Julie Austin



The Criminal Justice (Spent Convictions and Certain Disclosures) Act 2016 was commenced on 29 April last. The Act provides that certain minor criminal offences will become “spent” after seven years from the date of conviction. Effectively, this means that the conviction will disappear from a person’s criminal record.

This means that an employee is not required to disclose a spent conviction in any criminal background check. If a pre-employment questionnaire asks whether an employer has been convicted of an offence, if the conviction is spent, the employee can say no. However, a spent conviction must be disclosed if a potential recruit is to work with children or vulnerable adults unless they fall within a limited exception to this principle.

There are some general exceptions:

  • It does not apply to persons who work (or who wish to work) for certain state employers concerned with security, defence and criminal justice matters and certain financial services
  • The Act does not apply to all convictions.
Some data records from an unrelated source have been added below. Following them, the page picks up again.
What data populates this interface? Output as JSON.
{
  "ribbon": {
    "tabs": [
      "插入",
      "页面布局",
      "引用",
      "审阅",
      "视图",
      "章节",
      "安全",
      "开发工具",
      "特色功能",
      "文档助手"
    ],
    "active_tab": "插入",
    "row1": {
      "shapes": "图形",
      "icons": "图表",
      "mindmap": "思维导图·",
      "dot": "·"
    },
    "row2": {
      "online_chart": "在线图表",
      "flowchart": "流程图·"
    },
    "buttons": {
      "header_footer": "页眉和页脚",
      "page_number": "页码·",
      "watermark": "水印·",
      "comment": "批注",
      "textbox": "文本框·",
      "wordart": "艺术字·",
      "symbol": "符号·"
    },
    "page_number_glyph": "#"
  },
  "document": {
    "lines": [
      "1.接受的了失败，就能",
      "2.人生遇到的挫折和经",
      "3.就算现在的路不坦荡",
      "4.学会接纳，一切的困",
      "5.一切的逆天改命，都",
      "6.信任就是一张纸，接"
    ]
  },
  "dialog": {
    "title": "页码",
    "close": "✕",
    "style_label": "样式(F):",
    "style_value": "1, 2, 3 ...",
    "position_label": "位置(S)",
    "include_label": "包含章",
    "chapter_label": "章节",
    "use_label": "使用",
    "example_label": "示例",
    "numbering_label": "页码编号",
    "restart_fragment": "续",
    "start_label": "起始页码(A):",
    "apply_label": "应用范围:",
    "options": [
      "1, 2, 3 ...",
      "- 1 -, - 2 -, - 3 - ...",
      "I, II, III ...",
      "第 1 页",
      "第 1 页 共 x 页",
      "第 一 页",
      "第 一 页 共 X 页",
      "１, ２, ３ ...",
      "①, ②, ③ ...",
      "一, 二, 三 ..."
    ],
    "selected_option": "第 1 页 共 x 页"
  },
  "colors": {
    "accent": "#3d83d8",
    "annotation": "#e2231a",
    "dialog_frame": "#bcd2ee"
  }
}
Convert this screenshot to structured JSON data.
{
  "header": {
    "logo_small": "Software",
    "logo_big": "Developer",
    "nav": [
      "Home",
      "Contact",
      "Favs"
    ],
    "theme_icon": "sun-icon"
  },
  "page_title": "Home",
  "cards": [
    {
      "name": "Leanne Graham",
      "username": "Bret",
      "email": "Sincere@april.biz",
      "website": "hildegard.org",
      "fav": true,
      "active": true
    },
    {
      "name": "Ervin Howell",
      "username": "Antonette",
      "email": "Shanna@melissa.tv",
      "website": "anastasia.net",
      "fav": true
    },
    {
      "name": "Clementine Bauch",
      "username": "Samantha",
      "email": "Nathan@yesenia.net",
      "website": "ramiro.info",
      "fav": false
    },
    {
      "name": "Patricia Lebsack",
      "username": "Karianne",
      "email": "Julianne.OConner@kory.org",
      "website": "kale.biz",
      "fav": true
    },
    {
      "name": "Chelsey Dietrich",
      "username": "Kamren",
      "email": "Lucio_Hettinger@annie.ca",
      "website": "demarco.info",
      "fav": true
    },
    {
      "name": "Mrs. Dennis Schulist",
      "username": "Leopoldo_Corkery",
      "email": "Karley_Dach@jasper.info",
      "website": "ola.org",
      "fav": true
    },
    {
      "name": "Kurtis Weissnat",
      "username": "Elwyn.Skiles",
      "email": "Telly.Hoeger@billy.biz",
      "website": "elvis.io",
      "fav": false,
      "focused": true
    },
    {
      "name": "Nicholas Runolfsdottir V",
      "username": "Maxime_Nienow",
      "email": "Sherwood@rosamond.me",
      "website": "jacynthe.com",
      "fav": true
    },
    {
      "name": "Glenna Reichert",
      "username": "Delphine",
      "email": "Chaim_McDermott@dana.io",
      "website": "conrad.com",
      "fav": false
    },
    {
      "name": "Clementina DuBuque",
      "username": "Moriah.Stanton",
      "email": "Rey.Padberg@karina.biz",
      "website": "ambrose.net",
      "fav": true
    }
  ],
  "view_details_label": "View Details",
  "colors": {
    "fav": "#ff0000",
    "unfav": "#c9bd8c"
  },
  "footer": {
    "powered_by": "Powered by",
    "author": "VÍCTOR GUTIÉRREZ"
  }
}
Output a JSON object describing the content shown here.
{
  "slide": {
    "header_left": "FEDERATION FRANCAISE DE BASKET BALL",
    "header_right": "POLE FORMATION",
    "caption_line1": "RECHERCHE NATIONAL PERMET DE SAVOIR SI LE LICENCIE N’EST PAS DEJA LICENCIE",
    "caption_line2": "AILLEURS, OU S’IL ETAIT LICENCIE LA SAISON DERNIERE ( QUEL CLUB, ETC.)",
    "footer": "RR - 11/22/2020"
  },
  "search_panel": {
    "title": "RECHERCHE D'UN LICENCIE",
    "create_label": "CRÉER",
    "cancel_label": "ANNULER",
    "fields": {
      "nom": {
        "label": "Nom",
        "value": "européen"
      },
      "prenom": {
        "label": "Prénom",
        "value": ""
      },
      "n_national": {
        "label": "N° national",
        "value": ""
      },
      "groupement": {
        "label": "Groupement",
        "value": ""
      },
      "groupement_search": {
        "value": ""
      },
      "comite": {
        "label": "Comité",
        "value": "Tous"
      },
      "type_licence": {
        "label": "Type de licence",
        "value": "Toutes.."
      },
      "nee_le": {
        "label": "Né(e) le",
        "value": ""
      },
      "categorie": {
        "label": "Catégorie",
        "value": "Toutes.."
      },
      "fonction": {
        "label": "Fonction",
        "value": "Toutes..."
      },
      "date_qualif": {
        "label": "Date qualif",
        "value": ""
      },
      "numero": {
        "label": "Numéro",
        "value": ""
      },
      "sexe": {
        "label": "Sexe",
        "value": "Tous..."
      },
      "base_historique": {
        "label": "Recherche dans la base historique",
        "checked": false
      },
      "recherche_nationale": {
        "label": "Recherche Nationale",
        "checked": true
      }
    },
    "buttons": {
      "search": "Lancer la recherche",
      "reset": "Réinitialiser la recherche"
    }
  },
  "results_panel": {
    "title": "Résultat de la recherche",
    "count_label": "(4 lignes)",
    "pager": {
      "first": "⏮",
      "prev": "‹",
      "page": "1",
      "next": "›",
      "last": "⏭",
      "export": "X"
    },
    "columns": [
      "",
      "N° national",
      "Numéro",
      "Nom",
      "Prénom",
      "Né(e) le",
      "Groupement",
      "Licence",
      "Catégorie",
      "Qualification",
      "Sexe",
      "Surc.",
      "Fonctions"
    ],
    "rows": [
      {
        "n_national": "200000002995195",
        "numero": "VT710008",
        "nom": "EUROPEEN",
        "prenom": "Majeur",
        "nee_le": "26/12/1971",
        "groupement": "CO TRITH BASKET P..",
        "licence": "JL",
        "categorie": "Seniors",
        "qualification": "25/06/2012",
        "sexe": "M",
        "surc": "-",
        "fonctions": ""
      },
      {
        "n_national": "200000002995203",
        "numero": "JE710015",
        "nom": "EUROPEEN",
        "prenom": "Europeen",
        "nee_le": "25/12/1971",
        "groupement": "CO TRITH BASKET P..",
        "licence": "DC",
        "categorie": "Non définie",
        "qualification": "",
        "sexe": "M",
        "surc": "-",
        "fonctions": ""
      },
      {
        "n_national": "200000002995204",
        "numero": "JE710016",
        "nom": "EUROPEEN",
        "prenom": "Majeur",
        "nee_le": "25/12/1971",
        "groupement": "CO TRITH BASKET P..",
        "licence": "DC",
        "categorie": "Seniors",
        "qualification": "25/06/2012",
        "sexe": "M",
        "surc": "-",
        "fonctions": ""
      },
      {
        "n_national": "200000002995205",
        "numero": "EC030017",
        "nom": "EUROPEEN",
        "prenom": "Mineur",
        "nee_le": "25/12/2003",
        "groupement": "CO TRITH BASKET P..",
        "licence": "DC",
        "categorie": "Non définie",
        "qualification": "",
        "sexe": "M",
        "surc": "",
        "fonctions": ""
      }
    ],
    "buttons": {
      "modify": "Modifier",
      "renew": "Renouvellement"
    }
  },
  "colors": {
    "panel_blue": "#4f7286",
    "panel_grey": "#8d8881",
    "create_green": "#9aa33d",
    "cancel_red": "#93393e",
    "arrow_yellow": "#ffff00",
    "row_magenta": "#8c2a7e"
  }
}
For example, the following convictions will never become “spent”: (i) sexual offences; (ii) one that led to a sentence of imprisonment of more than 12 months (if time was served) or a sentence of more the 2 years (if the sentence was suspended and no time was served); (iii) an offence which can only be heard by the Central Criminal Court.
  • In general, a person can only benefit from the legislation if he or she has does not have more than one conviction (other than for minor public order offences and minor traffic offences).

The Act does not provide any particular cause of action or redress for employees or prospective employees. An employee who has more than 12 months service who was dismissed as a result of not having disclosed a spent conviction could bring a claim for unfair dismissal. However, no clear avenue of redress exists for employees with less than 12 months service, most notably, prospective employees.

Prior to the Act, employers were advised only to seek details of relevant convictions from prospective employees. However, the Data Protection Commissioner indicated that individuals need only disclose convictions which are relevant to the role, for example, a road traffic conviction for a transport position. The introduction of the Act will make it harder for employers to carry out comprehensive criminal background checks on employees.

For further advice on this issue please contact Julie Austin.